They continue, “Survey respondents expect the Internet of Things to be evident in many places, including: (1) Bodies: Many people will wear devices that let them connect to the Internet and will give them feedback on their activities, health and fitness. They will also monitor others (their children or employees, for instance) who are also wearing sensors, or moving in and out of places that have sensors. (2) Homes: People will be able to control nearly everything remotely, from how their residences are heated and cooled to how often their gardens are watered.
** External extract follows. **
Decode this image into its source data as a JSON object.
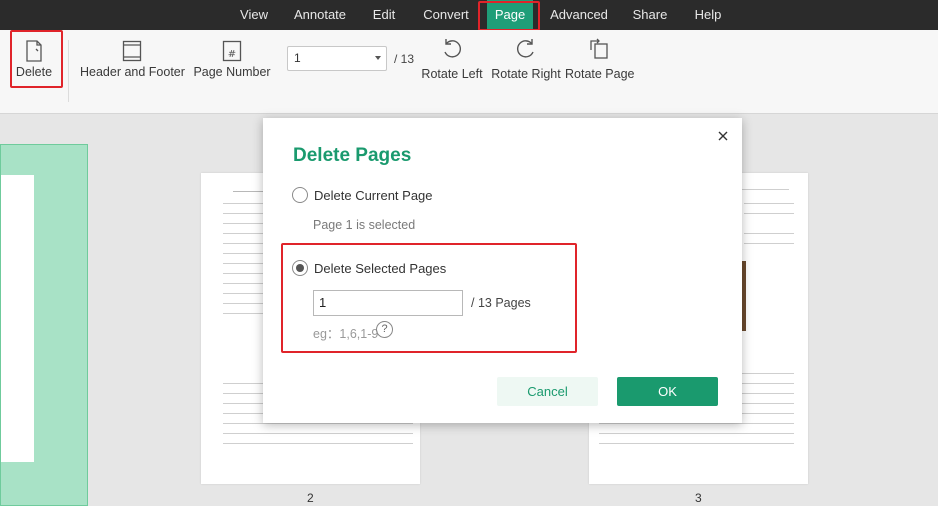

Homes will also have sensors that warn about everything from prowlers to broken water pipes. (3) Communities: Embedded devices and smartphone apps will enable more efficient transportation and give readouts on pollution levels. ‘Smart systems’ might deliver electricity and water more efficiently and warn about infrastructure problems.”

 

Stuart Dredge of The Guardian shared ten things he learned from the report, including: “The ‘quantification of the self is already a much talked-about concept, particularly around fitness tracking. It looks set to accelerate by 2025, and some of the consequences sound frankly terrifying. ‘Every part of our life will be quantifiable, and eternal, and we will answer to the community for our decisions. For example, skipping the gym will have your gym shoes auto tweet (equivalent) to the peer-to-peer health insurance network that will decide to degrade your premiums,’ said social media educator Laurel Papworth.”

 

Read the rest of Dredge’s insights here, or find the full report at Pew Research.

Image: Courtesy Pew Research